Rooibos

At least 3 minutes

Speciality Teas

Tea production is a centuries-old art, and throughout its long history tea growers have experimented with different techniques – from firing and steaming to more unusual methods like the steam oxidation used to produce yellow tea.

Oolong

Partially oxidised and laboriously hand-rolled, oolong tea ranges from distinctive high-grown varieties to lighter, creamy oolongs.


How to Brew

Add one teaspoon (around 2g) of loose leaf tea per cup and freshly drawn and boiled water, left for a minute or two to cool to around 90°C. Brew for 3 minutes.

White Tea

The least processed form of tea, white tea is simply left to dry for a light, subtly sweet and delicate flavour.


How to Brew​

Add two teaspoons (around 4g) of loose leaf tea per cup and use water off the boil (around 80°C) – leave the kettle after boiling for five minutes, then pour and infuse for 2–3 minutes.

What You Can Do

Puerh

Famous for its unique processing and taste, puerh is fermented – sometimes for decades – to give it a rich, aromatic flavour.


How to Brew

Add one teaspoon (around 2g) of loose leaf tea per cup. Just cover the leaves with freshly boiled water, then immediately pour away the water: this "wakes up" the leaves for a fresher flavour. Then brew the puerh in freshly drawn water for up to 2 minutes.
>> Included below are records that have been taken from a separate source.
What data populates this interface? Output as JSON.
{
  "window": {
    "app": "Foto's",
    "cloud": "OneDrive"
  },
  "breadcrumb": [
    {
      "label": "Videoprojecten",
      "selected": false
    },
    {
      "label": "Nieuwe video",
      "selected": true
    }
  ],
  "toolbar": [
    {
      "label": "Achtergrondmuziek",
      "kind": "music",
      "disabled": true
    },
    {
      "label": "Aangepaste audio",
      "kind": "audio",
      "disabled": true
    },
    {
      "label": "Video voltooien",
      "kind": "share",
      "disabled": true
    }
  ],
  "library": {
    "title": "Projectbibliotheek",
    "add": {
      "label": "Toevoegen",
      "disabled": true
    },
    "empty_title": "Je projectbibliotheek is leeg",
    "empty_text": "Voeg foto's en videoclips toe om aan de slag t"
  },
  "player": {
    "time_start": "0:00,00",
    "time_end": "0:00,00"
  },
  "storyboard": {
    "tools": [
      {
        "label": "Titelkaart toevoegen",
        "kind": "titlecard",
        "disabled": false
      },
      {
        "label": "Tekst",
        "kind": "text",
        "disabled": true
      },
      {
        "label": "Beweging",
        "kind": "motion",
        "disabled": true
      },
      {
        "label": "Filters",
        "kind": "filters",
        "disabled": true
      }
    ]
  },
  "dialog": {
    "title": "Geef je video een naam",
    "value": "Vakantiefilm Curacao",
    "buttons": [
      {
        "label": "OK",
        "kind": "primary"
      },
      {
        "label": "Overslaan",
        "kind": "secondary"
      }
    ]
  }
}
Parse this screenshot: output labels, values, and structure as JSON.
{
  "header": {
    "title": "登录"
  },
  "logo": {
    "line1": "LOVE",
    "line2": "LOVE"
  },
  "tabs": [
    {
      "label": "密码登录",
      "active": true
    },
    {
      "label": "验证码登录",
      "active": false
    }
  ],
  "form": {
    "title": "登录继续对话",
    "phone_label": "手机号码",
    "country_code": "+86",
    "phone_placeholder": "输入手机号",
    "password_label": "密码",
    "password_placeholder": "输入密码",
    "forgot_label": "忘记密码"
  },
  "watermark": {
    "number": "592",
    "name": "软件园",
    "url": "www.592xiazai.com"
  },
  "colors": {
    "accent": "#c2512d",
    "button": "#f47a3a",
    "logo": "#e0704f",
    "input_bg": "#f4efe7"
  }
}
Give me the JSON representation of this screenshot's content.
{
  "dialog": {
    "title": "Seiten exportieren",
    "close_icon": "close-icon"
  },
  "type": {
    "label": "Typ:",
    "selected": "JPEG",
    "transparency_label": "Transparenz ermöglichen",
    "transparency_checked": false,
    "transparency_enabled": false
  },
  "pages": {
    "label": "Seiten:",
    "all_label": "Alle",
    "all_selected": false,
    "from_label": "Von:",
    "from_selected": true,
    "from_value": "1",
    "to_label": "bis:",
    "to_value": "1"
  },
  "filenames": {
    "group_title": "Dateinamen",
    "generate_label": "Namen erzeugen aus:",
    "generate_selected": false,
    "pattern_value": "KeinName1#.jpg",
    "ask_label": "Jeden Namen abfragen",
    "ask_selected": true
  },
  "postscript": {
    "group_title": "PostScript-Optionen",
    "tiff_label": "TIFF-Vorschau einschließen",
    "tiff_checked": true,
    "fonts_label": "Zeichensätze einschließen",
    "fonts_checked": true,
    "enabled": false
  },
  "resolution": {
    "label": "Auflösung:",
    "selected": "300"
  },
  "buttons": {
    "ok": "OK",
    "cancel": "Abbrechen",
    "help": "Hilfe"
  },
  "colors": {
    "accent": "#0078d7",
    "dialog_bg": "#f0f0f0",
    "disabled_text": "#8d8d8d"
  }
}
What You Can Do

Yellow Tea​

Smooth, nutty yellow tea is the rarest type of tea in the world, produced only in minute quantities through a laborious process of piling and carefully monitoring the leaves.


How to Brew​

Add two teaspoons (around 4g) per cup and always use freshly drawn and boiled water. Allow to brew for 3–5 minutes according to taste.

What You Can Do